_Activity_.
Produce a verbatim copy of the data below that contains no pictures.

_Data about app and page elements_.
* * *

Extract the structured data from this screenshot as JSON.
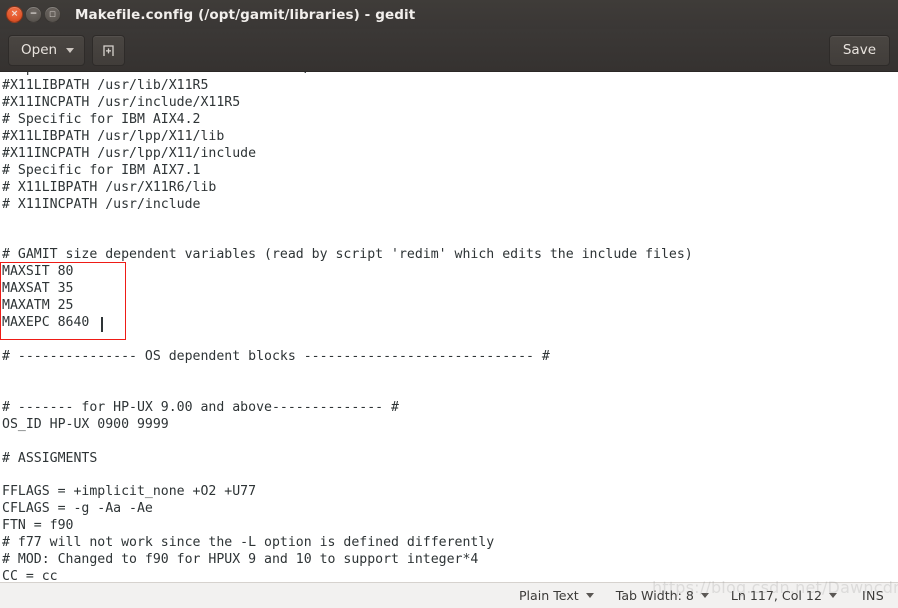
{
  "window": {
    "title": "Makefile.config (/opt/gamit/libraries) - gedit",
    "controls": {
      "close": "×",
      "minimize": "−",
      "maximize": "□"
    }
  },
  "toolbar": {
    "open_label": "Open",
    "new_document_icon": "new-document-icon",
    "save_label": "Save"
  },
  "editor": {
    "lines": [
      "# Specific for HP-UX and Sun for Motif/X",
      "#X11LIBPATH /usr/lib/X11R5",
      "#X11INCPATH /usr/include/X11R5",
      "# Specific for IBM AIX4.2",
      "#X11LIBPATH /usr/lpp/X11/lib",
      "#X11INCPATH /usr/lpp/X11/include",
      "# Specific for IBM AIX7.1",
      "# X11LIBPATH /usr/X11R6/lib",
      "# X11INCPATH /usr/include",
      "",
      "",
      "# GAMIT size dependent variables (read by script 'redim' which edits the include files)",
      "MAXSIT 80",
      "MAXSAT 35",
      "MAXATM 25",
      "MAXEPC 8640",
      "",
      "# --------------- OS dependent blocks ----------------------------- #",
      "",
      "",
      "# ------- for HP-UX 9.00 and above-------------- #",
      "OS_ID HP-UX 0900 9999",
      "",
      "# ASSIGMENTS",
      "",
      "FFLAGS = +implicit_none +O2 +U77",
      "CFLAGS = -g -Aa -Ae",
      "FTN = f90",
      "# f77 will not work since the -L option is defined differently",
      "# MOD: Changed to f90 for HPUX 9 and 10 to support integer*4",
      "CC = cc"
    ],
    "annotation_color": "#ee1b16",
    "cursor_after": "MAXEPC 8640"
  },
  "statusbar": {
    "language": "Plain Text",
    "tab_width": "Tab Width: 8",
    "position": "Ln 117, Col 12",
    "insert_mode": "INS"
  },
  "watermark": {
    "text": "https://blog.csdn.net/Dawncdm"
  }
}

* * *

_The answer_.
Extract the structured data from this screenshot as JSON.
{
  "window": {
    "title": "Makefile.config (/opt/gamit/libraries) - gedit",
    "controls": {
      "close": "×",
      "minimize": "−",
      "maximize": "□"
    }
  },
  "toolbar": {
    "open_label": "Open",
    "new_document_icon": "new-document-icon",
    "save_label": "Save"
  },
  "editor": {
    "lines": [
      "# Specific for HP-UX and Sun for Motif/X",
      "#X11LIBPATH /usr/lib/X11R5",
      "#X11INCPATH /usr/include/X11R5",
      "# Specific for IBM AIX4.2",
      "#X11LIBPATH /usr/lpp/X11/lib",
      "#X11INCPATH /usr/lpp/X11/include",
      "# Specific for IBM AIX7.1",
      "# X11LIBPATH /usr/X11R6/lib",
      "# X11INCPATH /usr/include",
      "",
      "",
      "# GAMIT size dependent variables (read by script 'redim' which edits the include files)",
      "MAXSIT 80",
      "MAXSAT 35",
      "MAXATM 25",
      "MAXEPC 8640",
      "",
      "# --------------- OS dependent blocks ----------------------------- #",
      "",
      "",
      "# ------- for HP-UX 9.00 and above-------------- #",
      "OS_ID HP-UX 0900 9999",
      "",
      "# ASSIGMENTS",
      "",
      "FFLAGS = +implicit_none +O2 +U77",
      "CFLAGS = -g -Aa -Ae",
      "FTN = f90",
      "# f77 will not work since the -L option is defined differently",
      "# MOD: Changed to f90 for HPUX 9 and 10 to support integer*4",
      "CC = cc"
    ],
    "annotation_color": "#ee1b16",
    "cursor_after": "MAXEPC 8640"
  },
  "statusbar": {
    "language": "Plain Text",
    "tab_width": "Tab Width: 8",
    "position": "Ln 117, Col 12",
    "insert_mode": "INS"
  },
  "watermark": {
    "text": "https://blog.csdn.net/Dawncdm"
  }
}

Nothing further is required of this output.